## Work to complete
Each record below needs to be retyped exactly.

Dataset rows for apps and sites
+--

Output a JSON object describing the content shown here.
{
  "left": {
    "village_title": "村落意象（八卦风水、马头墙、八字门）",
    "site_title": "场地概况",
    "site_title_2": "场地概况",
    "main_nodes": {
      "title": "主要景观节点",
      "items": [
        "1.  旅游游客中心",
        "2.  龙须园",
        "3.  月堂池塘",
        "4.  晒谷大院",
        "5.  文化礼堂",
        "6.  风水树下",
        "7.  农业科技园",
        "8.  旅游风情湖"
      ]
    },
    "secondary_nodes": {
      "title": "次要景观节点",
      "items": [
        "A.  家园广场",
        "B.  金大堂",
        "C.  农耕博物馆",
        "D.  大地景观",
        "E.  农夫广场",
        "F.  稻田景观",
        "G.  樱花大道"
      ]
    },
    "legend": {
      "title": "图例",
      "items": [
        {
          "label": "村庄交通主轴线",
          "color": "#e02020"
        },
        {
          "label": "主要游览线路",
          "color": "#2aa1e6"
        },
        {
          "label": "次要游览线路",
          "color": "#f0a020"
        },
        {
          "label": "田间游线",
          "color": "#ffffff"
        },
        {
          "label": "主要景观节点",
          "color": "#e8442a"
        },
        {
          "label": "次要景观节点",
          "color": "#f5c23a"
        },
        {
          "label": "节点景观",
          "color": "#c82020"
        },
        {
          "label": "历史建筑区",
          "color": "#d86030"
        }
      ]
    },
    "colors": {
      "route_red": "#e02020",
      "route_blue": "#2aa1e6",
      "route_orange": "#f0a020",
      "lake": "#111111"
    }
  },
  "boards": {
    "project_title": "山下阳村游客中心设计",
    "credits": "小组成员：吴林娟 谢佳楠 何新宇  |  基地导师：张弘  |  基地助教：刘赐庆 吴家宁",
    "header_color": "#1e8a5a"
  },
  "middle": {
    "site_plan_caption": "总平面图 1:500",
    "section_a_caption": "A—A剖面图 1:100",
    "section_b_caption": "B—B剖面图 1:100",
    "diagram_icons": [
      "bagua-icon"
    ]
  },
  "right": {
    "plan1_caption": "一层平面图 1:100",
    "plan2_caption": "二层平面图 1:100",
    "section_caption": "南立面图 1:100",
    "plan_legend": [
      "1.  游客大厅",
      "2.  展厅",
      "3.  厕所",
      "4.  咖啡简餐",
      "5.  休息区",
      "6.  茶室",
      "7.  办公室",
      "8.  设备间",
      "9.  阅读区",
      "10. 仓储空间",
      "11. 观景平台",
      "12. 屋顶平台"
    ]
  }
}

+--

## Your response
Output a JSON object describing the content shown here.
{
  "left": {
    "village_title": "村落意象（八卦风水、马头墙、八字门）",
    "site_title": "场地概况",
    "site_title_2": "场地概况",
    "main_nodes": {
      "title": "主要景观节点",
      "items": [
        "1.  旅游游客中心",
        "2.  龙须园",
        "3.  月堂池塘",
        "4.  晒谷大院",
        "5.  文化礼堂",
        "6.  风水树下",
        "7.  农业科技园",
        "8.  旅游风情湖"
      ]
    },
    "secondary_nodes": {
      "title": "次要景观节点",
      "items": [
        "A.  家园广场",
        "B.  金大堂",
        "C.  农耕博物馆",
        "D.  大地景观",
        "E.  农夫广场",
        "F.  稻田景观",
        "G.  樱花大道"
      ]
    },
    "legend": {
      "title": "图例",
      "items": [
        {
          "label": "村庄交通主轴线",
          "color": "#e02020"
        },
        {
          "label": "主要游览线路",
          "color": "#2aa1e6"
        },
        {
          "label": "次要游览线路",
          "color": "#f0a020"
        },
        {
          "label": "田间游线",
          "color": "#ffffff"
        },
        {
          "label": "主要景观节点",
          "color": "#e8442a"
        },
        {
          "label": "次要景观节点",
          "color": "#f5c23a"
        },
        {
          "label": "节点景观",
          "color": "#c82020"
        },
        {
          "label": "历史建筑区",
          "color": "#d86030"
        }
      ]
    },
    "colors": {
      "route_red": "#e02020",
      "route_blue": "#2aa1e6",
      "route_orange": "#f0a020",
      "lake": "#111111"
    }
  },
  "boards": {
    "project_title": "山下阳村游客中心设计",
    "credits": "小组成员：吴林娟 谢佳楠 何新宇  |  基地导师：张弘  |  基地助教：刘赐庆 吴家宁",
    "header_color": "#1e8a5a"
  },
  "middle": {
    "site_plan_caption": "总平面图 1:500",
    "section_a_caption": "A—A剖面图 1:100",
    "section_b_caption": "B—B剖面图 1:100",
    "diagram_icons": [
      "bagua-icon"
    ]
  },
  "right": {
    "plan1_caption": "一层平面图 1:100",
    "plan2_caption": "二层平面图 1:100",
    "section_caption": "南立面图 1:100",
    "plan_legend": [
      "1.  游客大厅",
      "2.  展厅",
      "3.  厕所",
      "4.  咖啡简餐",
      "5.  休息区",
      "6.  茶室",
      "7.  办公室",
      "8.  设备间",
      "9.  阅读区",
      "10. 仓储空间",
      "11. 观景平台",
      "12. 屋顶平台"
    ]
  }
}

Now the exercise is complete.